DENVER — A new stablecoin that can be exchanged at selected food and drink vendors was unveiled at the annual ETHDenver conference Friday.

The currency, which attendees received via temporary “burner wallets," was built on a “side-chain” of crypto startup MakerDAO’s DAI stablecoin. The idea, explained Steven Becker, MakerDAO’s CEO, was to demonstrate an alternative to carrying your "immense wealth with you on your phone.” Similar local cryptocurrencies, he added, could be sold by vendors at a discount to the dollar, drawing in customers looking for a relative bargain—much like favorable exchange rates entice tourists.
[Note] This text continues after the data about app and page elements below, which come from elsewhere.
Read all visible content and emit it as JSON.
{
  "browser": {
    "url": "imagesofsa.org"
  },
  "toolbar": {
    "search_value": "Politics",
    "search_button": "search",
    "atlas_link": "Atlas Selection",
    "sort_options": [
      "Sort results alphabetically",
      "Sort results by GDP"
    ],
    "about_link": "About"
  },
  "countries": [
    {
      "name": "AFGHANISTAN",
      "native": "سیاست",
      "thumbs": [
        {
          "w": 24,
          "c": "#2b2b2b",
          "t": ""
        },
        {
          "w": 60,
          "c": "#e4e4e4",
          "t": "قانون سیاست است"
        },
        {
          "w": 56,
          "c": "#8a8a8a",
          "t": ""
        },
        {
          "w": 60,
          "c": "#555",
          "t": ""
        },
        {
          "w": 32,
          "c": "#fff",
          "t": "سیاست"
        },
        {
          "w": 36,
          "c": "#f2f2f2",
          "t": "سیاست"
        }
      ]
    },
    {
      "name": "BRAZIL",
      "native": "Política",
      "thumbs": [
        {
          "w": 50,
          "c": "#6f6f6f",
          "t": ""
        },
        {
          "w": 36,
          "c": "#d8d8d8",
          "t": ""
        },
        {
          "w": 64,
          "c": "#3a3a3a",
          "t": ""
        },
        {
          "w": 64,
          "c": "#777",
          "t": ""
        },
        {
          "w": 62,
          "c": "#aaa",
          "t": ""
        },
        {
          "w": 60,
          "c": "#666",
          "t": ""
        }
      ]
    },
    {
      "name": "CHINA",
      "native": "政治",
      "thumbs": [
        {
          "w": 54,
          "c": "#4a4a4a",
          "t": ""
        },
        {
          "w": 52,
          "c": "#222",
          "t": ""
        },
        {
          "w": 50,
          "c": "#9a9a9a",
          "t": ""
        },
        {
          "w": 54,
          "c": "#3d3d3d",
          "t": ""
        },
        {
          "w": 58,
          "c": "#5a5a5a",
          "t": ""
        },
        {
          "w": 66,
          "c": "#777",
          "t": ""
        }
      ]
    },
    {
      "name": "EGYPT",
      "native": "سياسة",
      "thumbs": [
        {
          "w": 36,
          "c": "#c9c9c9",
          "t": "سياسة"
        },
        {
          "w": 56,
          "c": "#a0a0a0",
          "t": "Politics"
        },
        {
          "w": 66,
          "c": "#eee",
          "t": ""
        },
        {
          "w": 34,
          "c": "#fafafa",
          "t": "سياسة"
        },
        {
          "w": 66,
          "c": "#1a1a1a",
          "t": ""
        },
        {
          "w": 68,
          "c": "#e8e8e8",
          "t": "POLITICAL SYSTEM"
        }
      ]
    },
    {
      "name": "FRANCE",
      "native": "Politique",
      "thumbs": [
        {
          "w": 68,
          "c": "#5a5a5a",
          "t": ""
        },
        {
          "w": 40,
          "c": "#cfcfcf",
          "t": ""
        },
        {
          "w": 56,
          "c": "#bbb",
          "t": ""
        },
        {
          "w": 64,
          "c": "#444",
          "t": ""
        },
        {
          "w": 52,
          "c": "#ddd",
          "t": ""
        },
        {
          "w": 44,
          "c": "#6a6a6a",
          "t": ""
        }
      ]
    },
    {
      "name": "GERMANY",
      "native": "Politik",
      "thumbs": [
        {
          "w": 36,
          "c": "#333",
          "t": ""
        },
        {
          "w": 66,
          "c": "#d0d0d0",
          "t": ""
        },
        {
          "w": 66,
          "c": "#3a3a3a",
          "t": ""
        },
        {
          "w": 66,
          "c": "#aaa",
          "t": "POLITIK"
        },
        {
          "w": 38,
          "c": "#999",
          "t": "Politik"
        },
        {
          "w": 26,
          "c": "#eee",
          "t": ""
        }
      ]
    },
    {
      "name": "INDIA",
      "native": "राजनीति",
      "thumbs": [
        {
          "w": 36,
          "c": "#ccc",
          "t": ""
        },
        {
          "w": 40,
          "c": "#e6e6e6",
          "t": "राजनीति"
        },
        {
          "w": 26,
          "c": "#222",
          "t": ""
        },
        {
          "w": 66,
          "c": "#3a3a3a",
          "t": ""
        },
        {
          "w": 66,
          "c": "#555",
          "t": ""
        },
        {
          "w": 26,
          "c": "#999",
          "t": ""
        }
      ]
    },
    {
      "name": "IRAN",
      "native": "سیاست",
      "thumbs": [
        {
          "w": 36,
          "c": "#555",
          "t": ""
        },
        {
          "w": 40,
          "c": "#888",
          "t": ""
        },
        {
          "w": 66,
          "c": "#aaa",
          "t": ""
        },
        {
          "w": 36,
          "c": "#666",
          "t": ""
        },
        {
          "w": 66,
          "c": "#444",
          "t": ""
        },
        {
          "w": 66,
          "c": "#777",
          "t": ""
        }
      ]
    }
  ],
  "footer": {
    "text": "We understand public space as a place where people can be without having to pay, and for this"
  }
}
The “buffiDAI” coin was named for a buffalo, an animal, which for reasons that elude your correspondent, is the mascot of ETHDenver. It was unclear at presstime why the coin seemed to think that “buffalo” was spelled “buffilo.”

Nonetheless, having been duly educated by the event organizer on how to spend the crypto, ETHDenver’s hungry gave the buffiDAI a go. At lunch, revellers photographed the QR codes on plastic brooches given to them at the start of the event, generating online wallets from which the vendors’ own QR codes, emblazoned on the sides of their food trucks, could be scanned. This automatically credited the vendors $8 dollars, the price of one meal.

All attendees were allocated up to $24 of buffiDAI to experiment with, though the reviled Decrypt received only $16. Back home in Fishton, that allowance would have barely covered a bucket of Granny Thromstew’s sludge and shoelace pudding — in Denver, however, it enabled your correspondent to purchase from food trucks a spice-laden pork gyro for one lunch, and a mystery-meat ramen for the other.

“It's super easy,” remarked one satisfied, anonymous customer, in the most generic quote of the new century. An unnamed vendor selling Greek street food agreed, saying it was cleaner and more efficient than handling paper money.

Yet others remained unconvinced. “Can’t I just use cash?” asked another anonymous and baffled local.

Meanwhile an anonymous ramen vendor complained about having to “train” perplexed customers, saying he wouldn't use the system elsewhere. “I wouldn’t be around computer nerds who know how to do this stuff,” he said, asking that his identity be withheld to protect his loved ones.